Tech Giants Need Cohesive, Modern Offices Across Dozens Of Markets
It pays to be big. In addition to sprawling campuses in Silicon Valley or Seattle, some of the nation’s largest companies operate satellite offices in urban centers like New York and Chicago and growing tech hubs like Nashville, Austin, Pittsburgh and Denver. But having all these offices presents a challenge: How can a company sustain its work and culture across such a vast network?
Expanding national companies are turning to workplace design and construction to unite their distributed teams and to attract and retain top talent. By employing contractors who work in numerous markets across the country, they can standardize the look, feel and flow of all their workplaces.
“It’s a question of culture, but it’s also a question of parity,” said Peter Hau, vice president of corporate services at Swinerton, one of the nation’s largest construction companies. “Employees join these companies with the idea that they’ll be working in a productive or even futuristic workplace. These Fortune 100 companies have to make sure that they keep that promise not just at their big campuses, but at their smallest satellite offices.”
Increasingly, tech companies are dictating exactly what they want in an office. But Hau said the difficulty comes in building offices that look and feel congruent across a dozen different markets. A company typically has to choose and train a new contractor on the same set of standards in every new city.
Construction companies that operate nationwide are presenting a new solution for these corporate giants. Since Swinerton operates in 18 markets, it can take its experiences and apply them to all of the clients' future projects, Hau said.
“It can be little things, like how to submit a budget, or something more serious, like how much to invest in a cafeteria,” Hau said. “Clients can spend months teaching a brand-new team. But by working with Swinerton in multiple markets, clients can eliminate that learning curve and increase their speed to market.”
Company-wide changes can be redeployed far more quickly by working with a single construction company, he said.
“A company may have just updated their home office in Silicon Valley, and now they need the same updates from Atlanta to Austin," he said. "When they call Swinerton, we already know how to make those changes. Offering that consistency across all markets sets us apart.”
For many of these companies, the most important aspect of workplace culture is flexible workspace, Hau said. In these offices, teams of five to 20 employees regularly come together to tackle a two- or three-month project, then disband and are reconfigured within a day once the project is complete.

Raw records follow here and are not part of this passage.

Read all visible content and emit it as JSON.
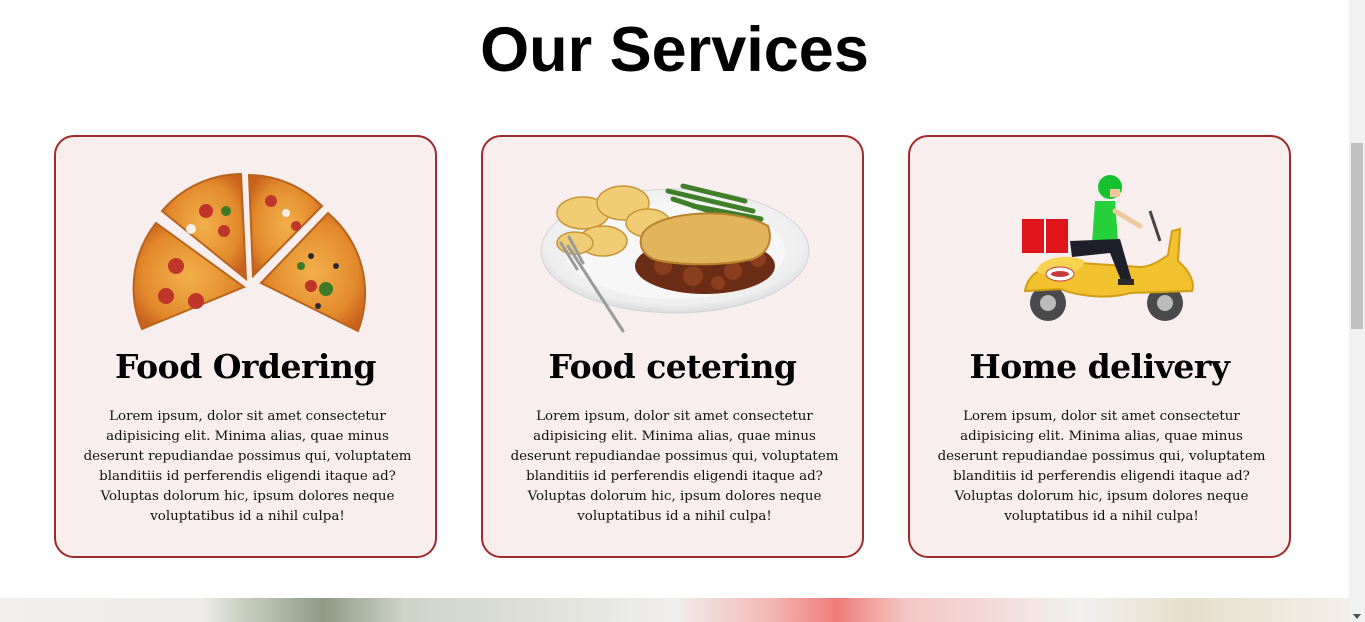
{
  "section": {
    "title": "Our Services"
  },
  "cards": [
    {
      "title": "Food Ordering",
      "description": "Lorem ipsum, dolor sit amet consectetur adipisicing elit. Minima alias, quae minus deserunt repudiandae possimus qui, voluptatem blanditiis id perferendis eligendi itaque ad? Voluptas dolorum hic, ipsum dolores neque voluptatibus id a nihil culpa!",
      "image": "pizza-slices-image"
    },
    {
      "title": "Food cetering",
      "description": "Lorem ipsum, dolor sit amet consectetur adipisicing elit. Minima alias, quae minus deserunt repudiandae possimus qui, voluptatem blanditiis id perferendis eligendi itaque ad? Voluptas dolorum hic, ipsum dolores neque voluptatibus id a nihil culpa!",
      "image": "plated-meal-image"
    },
    {
      "title": "Home delivery",
      "description": "Lorem ipsum, dolor sit amet consectetur adipisicing elit. Minima alias, quae minus deserunt repudiandae possimus qui, voluptatem blanditiis id perferendis eligendi itaque ad? Voluptas dolorum hic, ipsum dolores neque voluptatibus id a nihil culpa!",
      "image": "delivery-scooter-image"
    }
  ],
  "colors": {
    "card_border": "#a12b2b",
    "card_background": "#f8eeee"
  }
}
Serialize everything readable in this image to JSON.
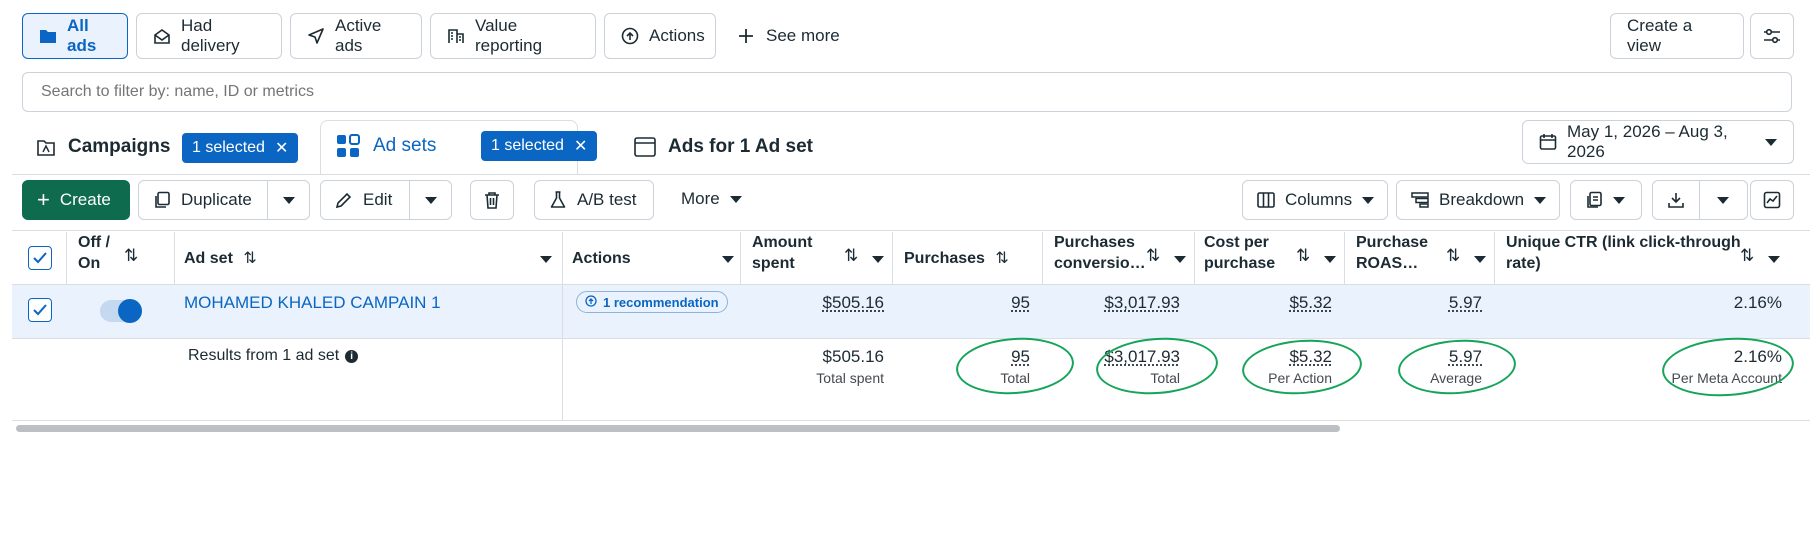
{
  "filters": {
    "all_ads": "All ads",
    "had_delivery": "Had delivery",
    "active_ads": "Active ads",
    "value_reporting": "Value reporting",
    "actions": "Actions",
    "see_more": "See more",
    "create_view": "Create a view"
  },
  "search": {
    "placeholder": "Search to filter by: name, ID or metrics"
  },
  "tabs": {
    "campaigns": "Campaigns",
    "campaigns_selected": "1 selected",
    "ad_sets": "Ad sets",
    "ad_sets_selected": "1 selected",
    "ads": "Ads for 1 Ad set"
  },
  "date_range": "May 1, 2026 – Aug 3, 2026",
  "toolbar": {
    "create": "Create",
    "duplicate": "Duplicate",
    "edit": "Edit",
    "ab_test": "A/B test",
    "more": "More",
    "columns": "Columns",
    "breakdown": "Breakdown"
  },
  "table": {
    "headers": {
      "off_on_1": "Off /",
      "off_on_2": "On",
      "ad_set": "Ad set",
      "actions": "Actions",
      "amount_spent_1": "Amount",
      "amount_spent_2": "spent",
      "purchases": "Purchases",
      "purchases_conv_1": "Purchases",
      "purchases_conv_2": "conversio…",
      "cost_per_purchase_1": "Cost per",
      "cost_per_purchase_2": "purchase",
      "purchase_roas_1": "Purchase",
      "purchase_roas_2": "ROAS…",
      "unique_ctr_1": "Unique CTR (link click-through",
      "unique_ctr_2": "rate)"
    },
    "row": {
      "name": "MOHAMED KHALED CAMPAIN 1",
      "recommendation": "1 recommendation",
      "amount_spent": "$505.16",
      "purchases": "95",
      "purchases_conv": "$3,017.93",
      "cost_per_purchase": "$5.32",
      "purchase_roas": "5.97",
      "unique_ctr": "2.16%"
    },
    "summary": {
      "label": "Results from 1 ad set",
      "amount_spent": "$505.16",
      "amount_spent_sub": "Total spent",
      "purchases": "95",
      "purchases_sub": "Total",
      "purchases_conv": "$3,017.93",
      "purchases_conv_sub": "Total",
      "cost_per_purchase": "$5.32",
      "cost_per_purchase_sub": "Per Action",
      "purchase_roas": "5.97",
      "purchase_roas_sub": "Average",
      "unique_ctr": "2.16%",
      "unique_ctr_sub": "Per Meta Account"
    }
  },
  "colors": {
    "accent": "#0a66c2",
    "create_green": "#0e6b4d",
    "annotation_green": "#14a45a"
  }
}
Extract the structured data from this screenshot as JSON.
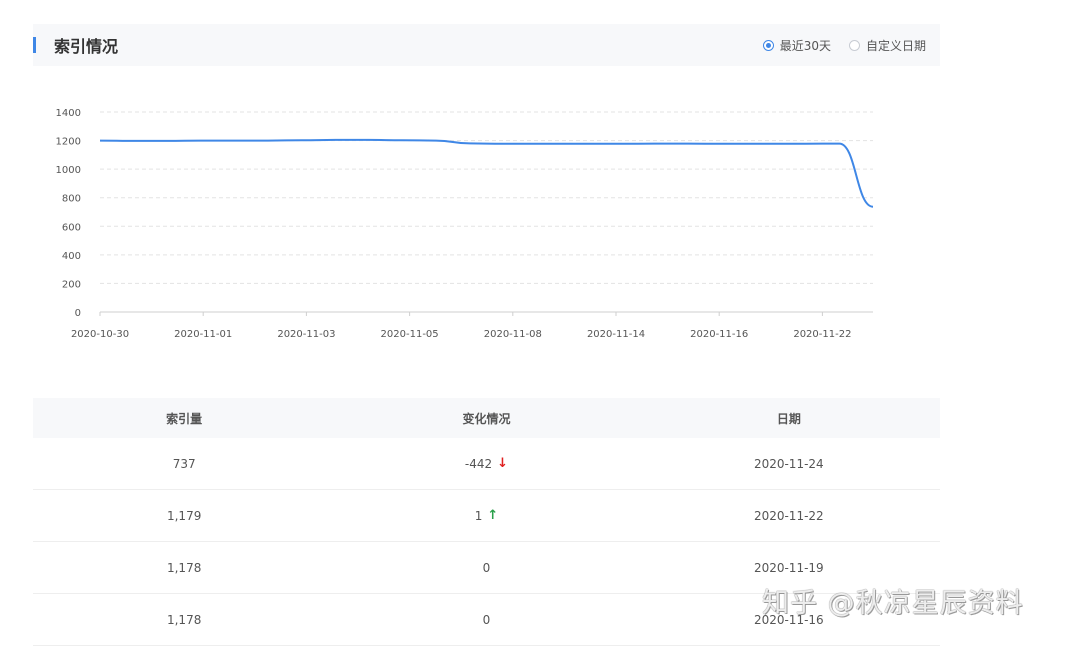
{
  "section": {
    "title": "索引情况"
  },
  "radios": [
    {
      "label": "最近30天",
      "checked": true
    },
    {
      "label": "自定义日期",
      "checked": false
    }
  ],
  "chart_data": {
    "type": "line",
    "title": "",
    "xlabel": "",
    "ylabel": "",
    "ylim": [
      0,
      1400
    ],
    "yticks": [
      0,
      200,
      400,
      600,
      800,
      1000,
      1200,
      1400
    ],
    "x_tick_labels": [
      "2020-10-30",
      "2020-11-01",
      "2020-11-03",
      "2020-11-05",
      "2020-11-08",
      "2020-11-14",
      "2020-11-16",
      "2020-11-22"
    ],
    "grid": true,
    "line_color": "#3f87e6",
    "series": [
      {
        "values": [
          1200,
          1198,
          1198,
          1200,
          1200,
          1200,
          1202,
          1205,
          1205,
          1202,
          1200,
          1180,
          1178,
          1178,
          1178,
          1178,
          1178,
          1179,
          1178,
          1178,
          1178,
          1178,
          1179,
          737
        ]
      }
    ]
  },
  "table": {
    "headers": [
      "索引量",
      "变化情况",
      "日期"
    ],
    "rows": [
      {
        "count": "737",
        "change": "-442",
        "trend": "down",
        "date": "2020-11-24"
      },
      {
        "count": "1,179",
        "change": "1",
        "trend": "up",
        "date": "2020-11-22"
      },
      {
        "count": "1,178",
        "change": "0",
        "trend": "none",
        "date": "2020-11-19"
      },
      {
        "count": "1,178",
        "change": "0",
        "trend": "none",
        "date": "2020-11-16"
      }
    ]
  },
  "icons": {
    "down": "↓",
    "up": "↑"
  },
  "watermark": "知乎 @秋凉星辰资料"
}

In that model, knowing the ratio of conference rooms and meeting spaces to workstations is crucial, Hau said, and Swinerton is able to take what it has learned from one project and apply it across the country.
“The more exact we can be, the more successful projects will be in term of efficiency and ease of implementation — we make sure each client has a delightful first day of business,” Hau said. “When companies offer ‘the workplace of the future,’ the office itself is a tool to attract new employees. So it’s on us to make sure that it stays consistent everywhere.”
Beyond their work, many companies have social traditions that require specialized office spaces or amenities. For instance, Hau said, one company builds community by sharing meals and dedicates a large part of the office to a kitchen that can hold the entire team. Others offer state-of-the-art fitness centers. Hau said Swinerton’s job is to make those cultural offerings fit into whatever space the company has, whether that means a sprawling suburban campus, or a renovated warehouse in the urban core.
“A large part of my role is to ensure every Swinerton office delivers a high-quality construction experience and that we’re treating every client like a repeat client,” Hau said. “There are many large, national contractors in the marketplace, but very few with Swinerton’s proven track record. When we’re working with big tech companies, we’re not just looking at a single six-month project — we’re trying to build a 10-year relationship and beyond.”
Hau said he is often humbled that he gets to help build the offices that employees at other companies look at with envy. But he said he realizes he and Swinerton have a special opportunity: to bring innovative construction and design expertise to a wider audience.
This feature was produced in collaboration between Bisnow Branded Content and Swinerton. Bisnow news staff was not involved in the production of this content.